Given information Start Marker

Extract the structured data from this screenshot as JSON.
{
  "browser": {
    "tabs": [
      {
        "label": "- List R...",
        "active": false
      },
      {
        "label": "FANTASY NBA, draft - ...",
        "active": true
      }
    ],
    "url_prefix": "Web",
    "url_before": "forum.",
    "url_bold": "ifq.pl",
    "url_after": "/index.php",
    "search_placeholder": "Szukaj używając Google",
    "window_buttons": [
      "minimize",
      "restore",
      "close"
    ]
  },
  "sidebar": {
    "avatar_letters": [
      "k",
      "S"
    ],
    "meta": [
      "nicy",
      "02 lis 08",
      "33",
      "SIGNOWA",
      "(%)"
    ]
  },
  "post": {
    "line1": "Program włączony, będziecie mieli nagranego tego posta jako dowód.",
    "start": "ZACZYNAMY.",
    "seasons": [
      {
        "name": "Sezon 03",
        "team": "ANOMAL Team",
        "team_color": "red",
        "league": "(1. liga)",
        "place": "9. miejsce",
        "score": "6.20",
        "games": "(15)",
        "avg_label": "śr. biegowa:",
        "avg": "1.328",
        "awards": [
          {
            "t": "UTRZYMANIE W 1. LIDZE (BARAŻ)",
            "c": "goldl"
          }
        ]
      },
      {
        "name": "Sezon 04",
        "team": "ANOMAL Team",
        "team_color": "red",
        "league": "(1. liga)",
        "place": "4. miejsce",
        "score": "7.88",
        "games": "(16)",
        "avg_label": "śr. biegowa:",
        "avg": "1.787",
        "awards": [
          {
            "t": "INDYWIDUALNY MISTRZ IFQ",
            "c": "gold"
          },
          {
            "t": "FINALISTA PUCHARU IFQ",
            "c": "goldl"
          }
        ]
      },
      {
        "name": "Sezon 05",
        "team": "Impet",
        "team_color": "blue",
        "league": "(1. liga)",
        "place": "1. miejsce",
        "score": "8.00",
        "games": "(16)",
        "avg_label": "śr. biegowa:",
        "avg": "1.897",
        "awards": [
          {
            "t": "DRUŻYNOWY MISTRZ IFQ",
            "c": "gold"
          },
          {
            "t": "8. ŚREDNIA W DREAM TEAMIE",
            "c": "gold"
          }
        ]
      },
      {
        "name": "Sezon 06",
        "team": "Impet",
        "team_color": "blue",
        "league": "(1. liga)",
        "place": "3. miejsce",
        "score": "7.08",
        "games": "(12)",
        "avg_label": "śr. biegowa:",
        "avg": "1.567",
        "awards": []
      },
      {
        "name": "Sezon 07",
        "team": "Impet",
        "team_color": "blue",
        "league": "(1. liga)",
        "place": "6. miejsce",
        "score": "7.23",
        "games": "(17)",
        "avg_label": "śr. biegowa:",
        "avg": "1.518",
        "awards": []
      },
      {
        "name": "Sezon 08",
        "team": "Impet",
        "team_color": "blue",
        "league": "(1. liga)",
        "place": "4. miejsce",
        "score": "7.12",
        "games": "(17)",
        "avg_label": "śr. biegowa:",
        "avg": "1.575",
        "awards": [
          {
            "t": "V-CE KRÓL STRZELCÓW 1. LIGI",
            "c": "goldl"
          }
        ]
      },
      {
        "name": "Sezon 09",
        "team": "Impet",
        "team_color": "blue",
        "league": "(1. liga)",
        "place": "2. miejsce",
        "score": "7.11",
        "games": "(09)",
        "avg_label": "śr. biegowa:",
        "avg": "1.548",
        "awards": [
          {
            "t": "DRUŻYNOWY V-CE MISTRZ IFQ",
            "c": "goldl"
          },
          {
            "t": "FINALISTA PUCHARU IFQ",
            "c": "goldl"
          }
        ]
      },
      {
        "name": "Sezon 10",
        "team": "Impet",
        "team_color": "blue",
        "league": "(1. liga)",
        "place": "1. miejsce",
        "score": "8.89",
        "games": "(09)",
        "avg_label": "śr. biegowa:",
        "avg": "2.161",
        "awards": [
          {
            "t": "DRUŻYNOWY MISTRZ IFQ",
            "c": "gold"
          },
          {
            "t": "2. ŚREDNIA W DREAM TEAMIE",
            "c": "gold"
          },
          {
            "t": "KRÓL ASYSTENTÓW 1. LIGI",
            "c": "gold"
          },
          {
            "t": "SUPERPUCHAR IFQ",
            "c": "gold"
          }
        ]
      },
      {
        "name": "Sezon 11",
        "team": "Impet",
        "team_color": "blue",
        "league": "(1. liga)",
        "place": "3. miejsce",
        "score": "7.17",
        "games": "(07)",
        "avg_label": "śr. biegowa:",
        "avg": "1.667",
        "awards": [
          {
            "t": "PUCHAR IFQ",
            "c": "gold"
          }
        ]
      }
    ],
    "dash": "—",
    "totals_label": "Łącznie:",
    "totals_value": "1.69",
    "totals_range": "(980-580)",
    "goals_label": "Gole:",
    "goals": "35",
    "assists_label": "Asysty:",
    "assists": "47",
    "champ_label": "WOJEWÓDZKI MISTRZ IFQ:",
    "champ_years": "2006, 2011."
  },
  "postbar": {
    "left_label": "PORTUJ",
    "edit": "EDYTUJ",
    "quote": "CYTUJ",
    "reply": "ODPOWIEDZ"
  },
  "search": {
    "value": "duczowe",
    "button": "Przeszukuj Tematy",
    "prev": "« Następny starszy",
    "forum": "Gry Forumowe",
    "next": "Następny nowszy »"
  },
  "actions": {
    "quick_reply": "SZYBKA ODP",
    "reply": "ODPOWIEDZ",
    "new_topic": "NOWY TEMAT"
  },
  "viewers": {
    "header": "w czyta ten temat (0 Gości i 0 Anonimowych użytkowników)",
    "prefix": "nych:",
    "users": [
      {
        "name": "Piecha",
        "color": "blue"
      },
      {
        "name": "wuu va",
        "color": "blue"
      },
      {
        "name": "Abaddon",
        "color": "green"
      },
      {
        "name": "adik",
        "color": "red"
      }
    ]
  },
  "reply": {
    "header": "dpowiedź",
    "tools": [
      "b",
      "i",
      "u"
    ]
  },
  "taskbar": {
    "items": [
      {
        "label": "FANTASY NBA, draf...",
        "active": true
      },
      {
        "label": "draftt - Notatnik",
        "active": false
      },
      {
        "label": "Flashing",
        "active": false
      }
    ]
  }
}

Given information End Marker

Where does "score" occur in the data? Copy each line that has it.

Result for this task:
        "score": "6.20",
        "score": "7.88",
        "score": "8.00",
        "score": "7.08",
        "score": "7.23",
        "score": "7.12",
        "score": "7.11",
        "score": "8.89",
        "score": "7.17",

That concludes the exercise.